Sam’s tone and finger picking style was an entirely original concept when he premiered it on Eli Toscano’s Cobra label in 1957. The guitarist had been gigging as Good Rocking Sam, but Toscano wanted to change his nickname. Eventually he would become known as Magic Sam; a play on words based on his real last name.
His Cobra debut single, “All Your Love,” was an instant local hit. “Everything Gonna Be Alright” and “Easy Baby” borrowed much the same melody but still remained powerful.
Cobra achieved local success, but they didn’t find much recognition outside of Chicago, and by 1960 the company closed its doors. After Cobra folded, Magic Sam didn’t follow his label mates Otis Rush and Magic Slim over to Chess. Sam’s life took a different turn as he was drafted into the Army. Several weeks after being drafted, he deserted and returned to Chicago and recorded some tunes for the Chief label. The Army would eventually catch up with Magic Sam and sentenced him to a military prison.

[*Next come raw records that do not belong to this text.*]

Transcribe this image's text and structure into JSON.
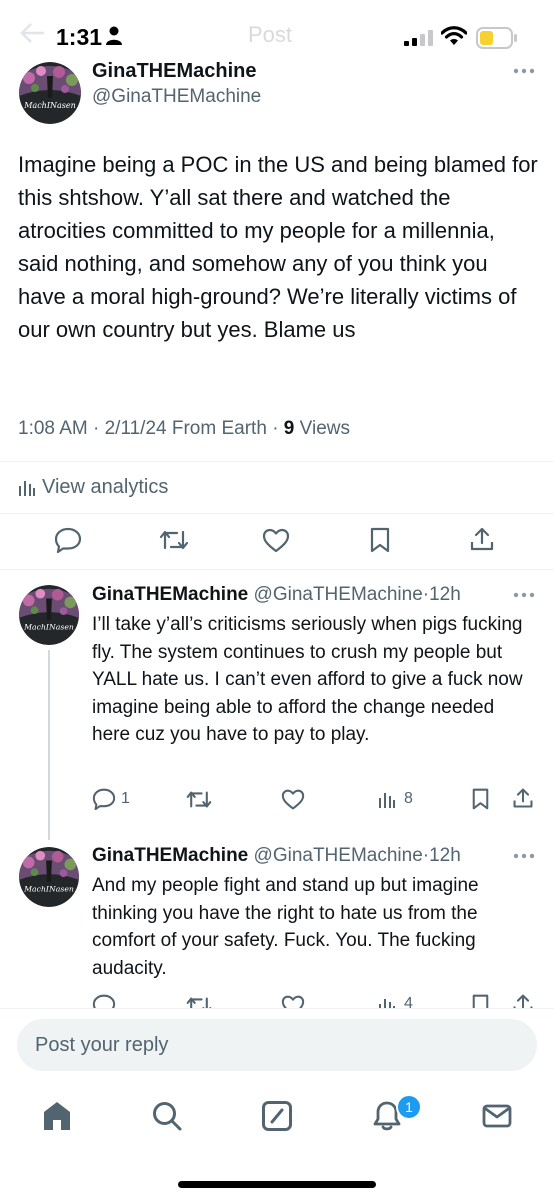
{
  "status_bar": {
    "time": "1:31",
    "faded_title": "Post"
  },
  "main_tweet": {
    "author_name": "GinaTHEMachine",
    "handle": "@GinaTHEMachine",
    "avatar_label": "MachINasen",
    "text": "Imagine being a POC in the US and being blamed for this shtshow. Y’all sat there and watched the atrocities committed to my people for a millennia, said nothing, and somehow any of you think you have a moral high-ground? We’re literally victims of our own country but yes. Blame us",
    "time": "1:08 AM",
    "date": "2/11/24",
    "source": "From Earth",
    "views_count": "9",
    "views_label": "Views",
    "analytics_label": "View analytics"
  },
  "replies": [
    {
      "author_name": "GinaTHEMachine",
      "handle": "@GinaTHEMachine",
      "time": "12h",
      "text": "I’ll take y’all’s criticisms seriously when pigs fucking fly. The system continues to crush my people but YALL hate us. I can’t even afford to give a fuck now imagine being able to afford the change needed here cuz you have to pay to play.",
      "reply_count": "1",
      "view_count": "8"
    },
    {
      "author_name": "GinaTHEMachine",
      "handle": "@GinaTHEMachine",
      "time": "12h",
      "text": "And my people fight and stand up but imagine thinking you have the right to hate us from the comfort of your safety. Fuck. You. The fucking audacity.",
      "view_count": "4"
    }
  ],
  "reply_box": {
    "placeholder": "Post your reply"
  },
  "nav": {
    "notification_badge": "1"
  },
  "colors": {
    "accent": "#1d9bf0",
    "text": "#0f1419",
    "muted": "#536471",
    "battery": "#f7d130"
  }
}
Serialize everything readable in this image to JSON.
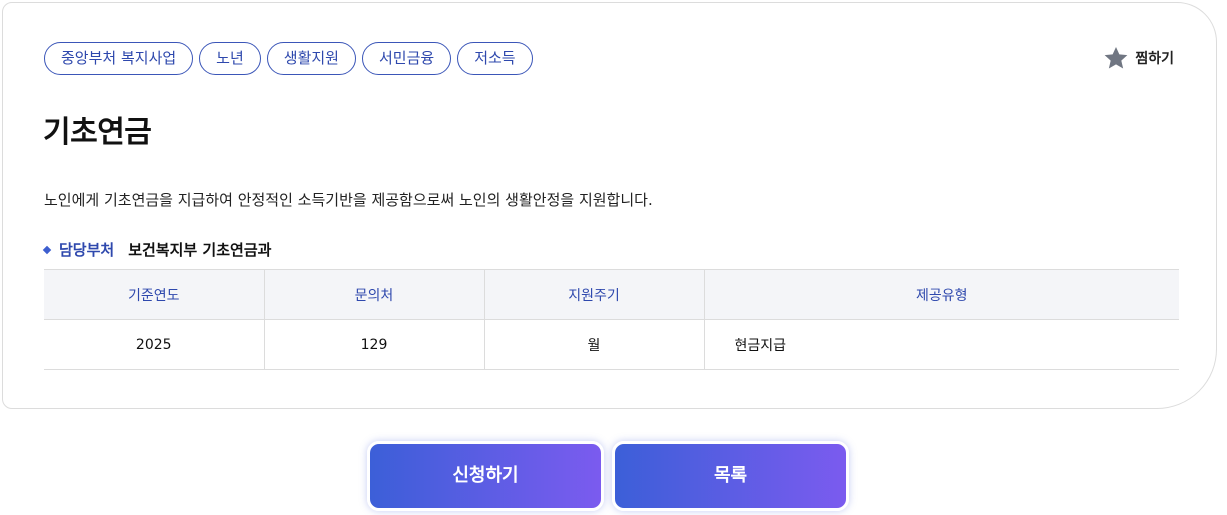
{
  "tags": [
    "중앙부처 복지사업",
    "노년",
    "생활지원",
    "서민금융",
    "저소득"
  ],
  "favorite": {
    "label": "찜하기",
    "icon": "star-icon"
  },
  "title": "기초연금",
  "description": "노인에게 기초연금을 지급하여 안정적인 소득기반을 제공함으로써 노인의 생활안정을 지원합니다.",
  "department": {
    "label": "담당부처",
    "value": "보건복지부 기초연금과"
  },
  "info_table": {
    "headers": [
      "기준연도",
      "문의처",
      "지원주기",
      "제공유형"
    ],
    "row": [
      "2025",
      "129",
      "월",
      "현금지급"
    ]
  },
  "buttons": {
    "apply": "신청하기",
    "list": "목록"
  },
  "colors": {
    "accent": "#2e48ad",
    "button_start": "#3c5fd8",
    "button_end": "#7b5bef",
    "star": "#707682"
  }
}
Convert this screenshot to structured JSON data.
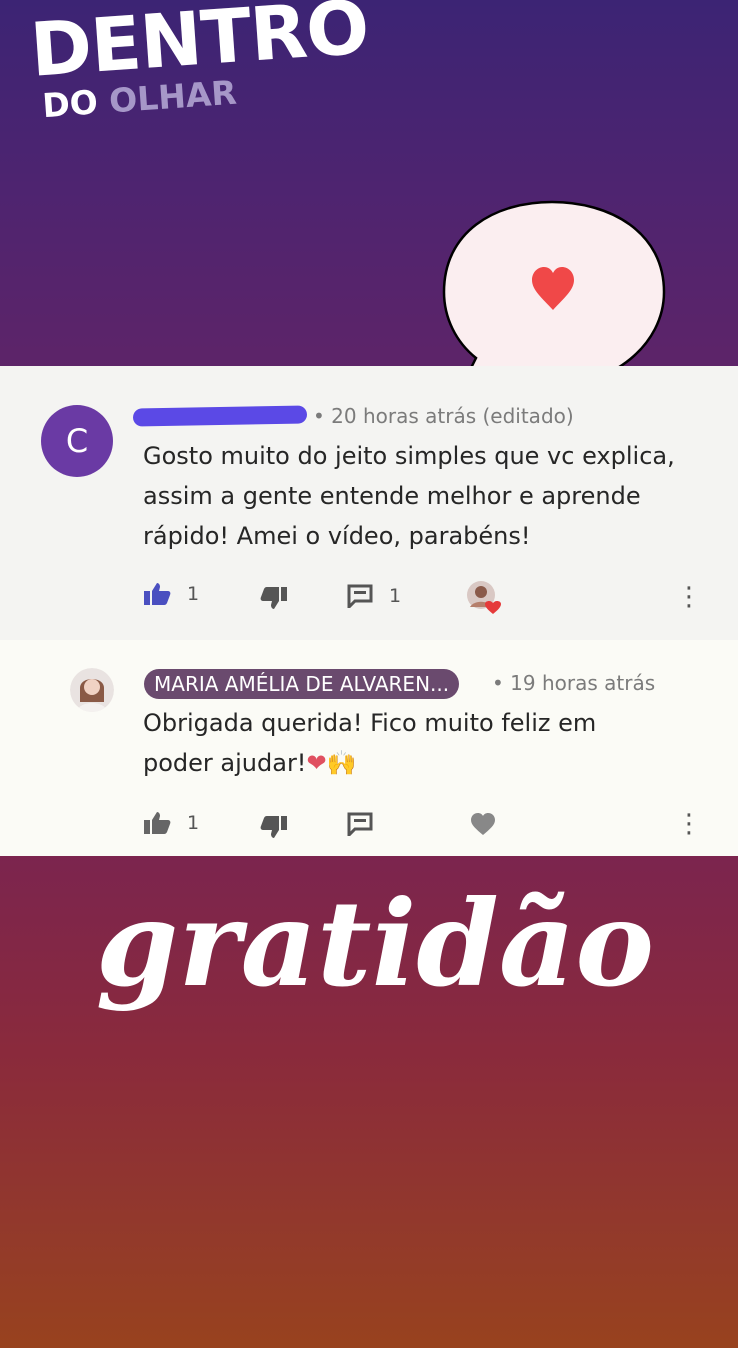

Six months later he received a dishonorable discharge in 1961.
Returning again to Chicago, he renewed his work with Willie Dixon and recorded a cover of “Hi Heel Sneakers” for CBS and a few selections for Crash Records. Sam grew tired of just releasing singles and wanted to do a full-length album.
In 1967 he finally caught the attention of Bob Koester, owner of Delmark Records. Koester was enjoying the success he obtained with Junior Wells’ Hoodoo Man Blues and signed Magic Sam to a contract, giving him the opportunity to do his first album.
Magic Sam created two landmark albums for Delmark Records; 1967’s West Side Soul and then Black Magic the following year. Both of these LP’s showcased Sam’s immense talent and will go down as some of the finest blues ever recorded.
Back In The House I Grew Up
I believe in my mind I came pretty close to nailing the song. It really didn’t matter. I wasn’t playing for anyone but my own imagination. It wasn’t the technique of playing the guitar that excited me. It was the expressive tone of the strings as they resonated from the amp…
At that moment, although not interested in being a musician, something inside of me knew music was going to be a big part of my life one day…
Back in the late sixties, Sam’s reputation was sky rocketing, and at the height of his career he would amaze an overflowed crowd at the 1969 Ann Arbor Blues Festival. As he headed for international stardom, heart problems took their toll on Sam’s health. On the morning of December 1st of 1969, he complained of heartburn, collapsed, and passed away of a heart attack. He was only 32 years old …
An awesome talent and major inspiration was lost.
West Side Soul is an absolute must own for anyone interested in the blues. Magic Sam knew how to blend all the right ingredients into one tasty soulful package.
Do you have a favorite Magic Sam moment or song you love or remember? If you do, please feel free to comment in the area below.
The Blues Blogger